If you want a pretty basic understanding, without reading a whole economic textbook, about the current inflation/deflation debate and what is actually likely to happen, the whole thing is worth reading. In summary, you will find out why prices are falling in the face of massive monetary inflation on the part of the Federal Reserve, and why they are likely to increase very, very rapidly when lending starts up again in the next go-round of the crazy Keynesian roller-coaster we call the American Economy.
The price mechanism provides a means of coordinating consumer demands with producer realities. Retailers are wildly overstocked with goods now, having made their purchases for Christmas back in the spring or summer. (We should never forget that sellers have to buy goods before they sell them, and that this is always a speculative enterprise.)
The downturn hit hard and suddenly, and its impact has been felt up and down the structure of production. Retailers find themselves with a serious problem of overstuffed inventory, a declining cash flow, and a financial sector that is risk-averse. The solution is to disgorge, and this accords precisely with the demand of consumers. So in this one signal of the price we see a remarkable coordination taking place.
When you put all these price cuts together — and they are pervasive — you end up with a macroeconomic setting that is a great relief to consumers in troubled times. Wouldn't you know that the press would find this to be a cause to bellyache about the supposed dangers of "deflation." And in a crazy, upside-down way, we find politicians, financial managers, and economists quoted all over the place who have deduced that the real problem with the economy is falling prices.

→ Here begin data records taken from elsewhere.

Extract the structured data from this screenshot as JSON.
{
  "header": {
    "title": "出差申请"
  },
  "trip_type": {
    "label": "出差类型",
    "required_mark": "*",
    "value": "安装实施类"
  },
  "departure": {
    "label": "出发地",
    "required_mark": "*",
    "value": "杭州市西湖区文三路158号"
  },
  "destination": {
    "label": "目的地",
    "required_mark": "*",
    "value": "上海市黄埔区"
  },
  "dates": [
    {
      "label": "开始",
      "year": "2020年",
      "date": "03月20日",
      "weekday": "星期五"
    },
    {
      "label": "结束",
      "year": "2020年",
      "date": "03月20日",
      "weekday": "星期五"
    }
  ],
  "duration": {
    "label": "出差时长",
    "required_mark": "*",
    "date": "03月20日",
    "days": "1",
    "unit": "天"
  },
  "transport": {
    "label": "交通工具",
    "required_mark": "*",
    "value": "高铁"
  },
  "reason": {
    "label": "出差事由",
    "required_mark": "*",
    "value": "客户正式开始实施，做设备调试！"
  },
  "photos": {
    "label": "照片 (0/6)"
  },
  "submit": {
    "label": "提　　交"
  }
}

Tuesday, December 9, 2008
A Worthy Perusal
Lew Rockwell discusses pricing and inflation on Mises.org: